Restless Legs Syndrome (RLS) is a sleep problem that interferes with falling asleep. While trying to fall asleep, people suffering from RLS will experience sensations in their legs that can only be relieved by movement. The sensations have been described as aches, discomfort, creeping and/or crawling feelings, itchiness, and tingling. People sometimes describe it like bugs crawling in their muscles. When they move, the bugs stop crawling, but when they are still, the bugs start again.
We saw a few interesting cases in the sleep lab. One poor woman had to take a hot bath every hour just to relieve the discomfort in her legs and get a bit of sleep. Another lady used to scratch her legs with a pointed stick and we have even see one man who had to tap his legs with a baseball bat over and over again just to relieve the annoyance. Imagine trying to sleep while hitting yourself with a baseball bat!
The sensations are usually felt between the ankle and the knee. Occasionally they can be felt in the thighs or feet and they are rarely experienced in the arms. RLS appears to increase with age. Peak onset is usually during middle age. Over night sleep studies show limb movements at sleep onset. Most, if not all, people with RLS show periodic limb movements (PLMs) during sleep.
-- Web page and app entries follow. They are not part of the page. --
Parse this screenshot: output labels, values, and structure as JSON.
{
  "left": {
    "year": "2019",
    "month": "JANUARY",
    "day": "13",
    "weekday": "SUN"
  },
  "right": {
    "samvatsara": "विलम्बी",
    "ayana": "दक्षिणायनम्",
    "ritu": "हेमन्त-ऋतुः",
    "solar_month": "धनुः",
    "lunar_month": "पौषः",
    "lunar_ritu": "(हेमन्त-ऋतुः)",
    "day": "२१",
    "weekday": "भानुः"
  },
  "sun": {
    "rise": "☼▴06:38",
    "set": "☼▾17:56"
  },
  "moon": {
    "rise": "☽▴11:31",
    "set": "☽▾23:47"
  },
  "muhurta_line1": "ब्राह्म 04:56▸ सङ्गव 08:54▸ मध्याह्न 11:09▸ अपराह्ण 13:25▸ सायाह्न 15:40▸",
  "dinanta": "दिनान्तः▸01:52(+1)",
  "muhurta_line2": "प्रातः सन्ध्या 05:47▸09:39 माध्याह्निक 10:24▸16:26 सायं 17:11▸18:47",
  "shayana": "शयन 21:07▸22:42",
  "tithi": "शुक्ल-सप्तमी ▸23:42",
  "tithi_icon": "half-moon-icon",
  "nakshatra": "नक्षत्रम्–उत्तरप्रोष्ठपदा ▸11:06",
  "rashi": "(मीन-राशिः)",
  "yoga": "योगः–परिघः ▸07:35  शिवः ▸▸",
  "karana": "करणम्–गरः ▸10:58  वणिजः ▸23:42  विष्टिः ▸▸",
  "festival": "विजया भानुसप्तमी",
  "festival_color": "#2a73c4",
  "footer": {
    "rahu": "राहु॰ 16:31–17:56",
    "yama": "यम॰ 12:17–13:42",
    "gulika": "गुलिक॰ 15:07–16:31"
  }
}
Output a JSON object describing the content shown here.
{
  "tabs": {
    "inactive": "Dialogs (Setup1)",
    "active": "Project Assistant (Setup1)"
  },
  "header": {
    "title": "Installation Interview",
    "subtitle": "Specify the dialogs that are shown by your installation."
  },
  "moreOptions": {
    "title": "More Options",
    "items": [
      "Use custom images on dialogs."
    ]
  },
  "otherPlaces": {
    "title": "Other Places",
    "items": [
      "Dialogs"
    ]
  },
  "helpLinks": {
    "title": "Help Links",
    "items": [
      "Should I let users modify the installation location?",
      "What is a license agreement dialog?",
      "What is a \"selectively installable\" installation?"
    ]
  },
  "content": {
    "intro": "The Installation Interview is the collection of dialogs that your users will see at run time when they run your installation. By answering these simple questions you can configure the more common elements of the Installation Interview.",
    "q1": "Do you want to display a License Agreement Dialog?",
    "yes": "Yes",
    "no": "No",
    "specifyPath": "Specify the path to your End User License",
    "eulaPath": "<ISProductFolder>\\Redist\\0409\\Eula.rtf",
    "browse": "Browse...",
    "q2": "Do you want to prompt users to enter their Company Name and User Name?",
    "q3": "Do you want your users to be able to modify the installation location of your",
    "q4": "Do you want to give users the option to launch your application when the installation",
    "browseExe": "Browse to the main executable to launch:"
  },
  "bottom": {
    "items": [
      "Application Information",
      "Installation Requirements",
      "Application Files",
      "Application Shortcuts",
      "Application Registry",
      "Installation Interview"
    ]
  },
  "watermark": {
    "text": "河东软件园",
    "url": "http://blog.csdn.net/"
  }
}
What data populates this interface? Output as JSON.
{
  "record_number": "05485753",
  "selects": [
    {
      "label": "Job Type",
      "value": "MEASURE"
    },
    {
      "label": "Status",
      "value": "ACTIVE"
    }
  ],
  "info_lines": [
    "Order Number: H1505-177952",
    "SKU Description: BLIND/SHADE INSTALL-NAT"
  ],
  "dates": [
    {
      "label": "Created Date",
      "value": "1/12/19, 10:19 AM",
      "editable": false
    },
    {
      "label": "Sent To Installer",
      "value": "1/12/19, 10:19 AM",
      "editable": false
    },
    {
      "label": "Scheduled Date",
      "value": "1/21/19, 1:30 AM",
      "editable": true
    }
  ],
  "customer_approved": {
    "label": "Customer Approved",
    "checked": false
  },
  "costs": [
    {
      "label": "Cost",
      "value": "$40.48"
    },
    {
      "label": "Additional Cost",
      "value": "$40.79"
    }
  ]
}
Medications are available for PLMs and RLS. Increasing exercise has also been found to relieve the sensations for some people but in others it can make the RLS worse.